Dataset entries>
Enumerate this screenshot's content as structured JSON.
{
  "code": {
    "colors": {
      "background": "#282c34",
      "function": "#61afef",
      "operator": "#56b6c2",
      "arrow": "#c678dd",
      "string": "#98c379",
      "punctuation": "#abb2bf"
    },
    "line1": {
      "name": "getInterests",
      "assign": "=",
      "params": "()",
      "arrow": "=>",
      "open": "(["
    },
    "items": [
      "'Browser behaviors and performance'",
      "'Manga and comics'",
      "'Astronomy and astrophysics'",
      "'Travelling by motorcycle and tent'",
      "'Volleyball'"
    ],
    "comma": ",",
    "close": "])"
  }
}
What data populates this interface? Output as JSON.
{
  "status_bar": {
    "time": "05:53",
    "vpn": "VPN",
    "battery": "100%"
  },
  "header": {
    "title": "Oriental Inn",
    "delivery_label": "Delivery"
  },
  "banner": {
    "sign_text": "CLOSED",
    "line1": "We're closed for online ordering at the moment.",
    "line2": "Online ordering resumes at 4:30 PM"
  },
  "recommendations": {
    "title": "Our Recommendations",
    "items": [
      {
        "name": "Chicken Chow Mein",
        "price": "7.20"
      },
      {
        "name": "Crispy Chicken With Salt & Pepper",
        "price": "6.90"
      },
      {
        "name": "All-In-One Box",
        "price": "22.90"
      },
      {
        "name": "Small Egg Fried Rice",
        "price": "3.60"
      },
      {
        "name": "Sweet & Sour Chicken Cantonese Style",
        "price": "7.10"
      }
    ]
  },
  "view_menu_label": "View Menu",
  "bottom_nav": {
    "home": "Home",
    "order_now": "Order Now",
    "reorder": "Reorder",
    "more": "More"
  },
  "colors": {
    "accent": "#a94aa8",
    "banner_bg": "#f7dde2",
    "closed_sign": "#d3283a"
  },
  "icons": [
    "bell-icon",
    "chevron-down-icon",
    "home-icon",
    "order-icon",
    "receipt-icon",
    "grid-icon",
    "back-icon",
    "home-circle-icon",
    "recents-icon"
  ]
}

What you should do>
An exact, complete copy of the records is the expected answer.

Expected output>
Enumerate this screenshot's content as structured JSON.
{
  "code": {
    "colors": {
      "background": "#282c34",
      "function": "#61afef",
      "operator": "#56b6c2",
      "arrow": "#c678dd",
      "string": "#98c379",
      "punctuation": "#abb2bf"
    },
    "line1": {
      "name": "getInterests",
      "assign": "=",
      "params": "()",
      "arrow": "=>",
      "open": "(["
    },
    "items": [
      "'Browser behaviors and performance'",
      "'Manga and comics'",
      "'Astronomy and astrophysics'",
      "'Travelling by motorcycle and tent'",
      "'Volleyball'"
    ],
    "comma": ",",
    "close": "])"
  }
}
What data populates this interface? Output as JSON.
{
  "status_bar": {
    "time": "05:53",
    "vpn": "VPN",
    "battery": "100%"
  },
  "header": {
    "title": "Oriental Inn",
    "delivery_label": "Delivery"
  },
  "banner": {
    "sign_text": "CLOSED",
    "line1": "We're closed for online ordering at the moment.",
    "line2": "Online ordering resumes at 4:30 PM"
  },
  "recommendations": {
    "title": "Our Recommendations",
    "items": [
      {
        "name": "Chicken Chow Mein",
        "price": "7.20"
      },
      {
        "name": "Crispy Chicken With Salt & Pepper",
        "price": "6.90"
      },
      {
        "name": "All-In-One Box",
        "price": "22.90"
      },
      {
        "name": "Small Egg Fried Rice",
        "price": "3.60"
      },
      {
        "name": "Sweet & Sour Chicken Cantonese Style",
        "price": "7.10"
      }
    ]
  },
  "view_menu_label": "View Menu",
  "bottom_nav": {
    "home": "Home",
    "order_now": "Order Now",
    "reorder": "Reorder",
    "more": "More"
  },
  "colors": {
    "accent": "#a94aa8",
    "banner_bg": "#f7dde2",
    "closed_sign": "#d3283a"
  },
  "icons": [
    "bell-icon",
    "chevron-down-icon",
    "home-icon",
    "order-icon",
    "receipt-icon",
    "grid-icon",
    "back-icon",
    "home-circle-icon",
    "recents-icon"
  ]
}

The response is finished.